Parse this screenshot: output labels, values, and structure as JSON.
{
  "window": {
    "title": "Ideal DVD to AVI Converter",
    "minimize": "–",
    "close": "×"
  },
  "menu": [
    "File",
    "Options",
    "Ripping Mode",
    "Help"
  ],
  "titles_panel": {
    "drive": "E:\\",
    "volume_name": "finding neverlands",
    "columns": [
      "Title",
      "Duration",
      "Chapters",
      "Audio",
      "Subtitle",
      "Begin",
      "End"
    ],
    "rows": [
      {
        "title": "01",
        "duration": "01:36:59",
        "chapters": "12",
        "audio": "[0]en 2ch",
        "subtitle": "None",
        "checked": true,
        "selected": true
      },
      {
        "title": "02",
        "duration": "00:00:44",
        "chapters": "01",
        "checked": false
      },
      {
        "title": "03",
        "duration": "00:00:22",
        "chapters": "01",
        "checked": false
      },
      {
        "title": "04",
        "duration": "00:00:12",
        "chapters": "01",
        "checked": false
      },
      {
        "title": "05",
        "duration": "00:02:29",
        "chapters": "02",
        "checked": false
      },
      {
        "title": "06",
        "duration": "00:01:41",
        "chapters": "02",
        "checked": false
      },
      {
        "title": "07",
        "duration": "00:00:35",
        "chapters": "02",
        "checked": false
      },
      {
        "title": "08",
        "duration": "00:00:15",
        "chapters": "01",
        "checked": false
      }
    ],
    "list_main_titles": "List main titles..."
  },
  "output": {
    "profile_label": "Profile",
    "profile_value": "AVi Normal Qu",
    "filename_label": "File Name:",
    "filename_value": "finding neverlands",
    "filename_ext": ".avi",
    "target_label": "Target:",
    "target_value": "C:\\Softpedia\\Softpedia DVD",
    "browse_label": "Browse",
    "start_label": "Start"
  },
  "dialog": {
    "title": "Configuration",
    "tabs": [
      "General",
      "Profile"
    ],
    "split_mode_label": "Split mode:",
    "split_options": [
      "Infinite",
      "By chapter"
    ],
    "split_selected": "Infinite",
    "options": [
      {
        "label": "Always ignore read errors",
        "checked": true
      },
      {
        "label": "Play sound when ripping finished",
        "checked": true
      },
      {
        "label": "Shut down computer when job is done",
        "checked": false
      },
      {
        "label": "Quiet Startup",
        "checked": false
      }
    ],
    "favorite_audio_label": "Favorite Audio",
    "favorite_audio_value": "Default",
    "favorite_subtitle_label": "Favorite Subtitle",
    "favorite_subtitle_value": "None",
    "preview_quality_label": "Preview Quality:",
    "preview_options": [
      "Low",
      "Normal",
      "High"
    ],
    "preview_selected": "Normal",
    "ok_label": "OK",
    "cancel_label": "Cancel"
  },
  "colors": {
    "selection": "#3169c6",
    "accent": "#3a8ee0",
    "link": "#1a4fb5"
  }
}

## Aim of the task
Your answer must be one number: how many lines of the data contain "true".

## Written answer
4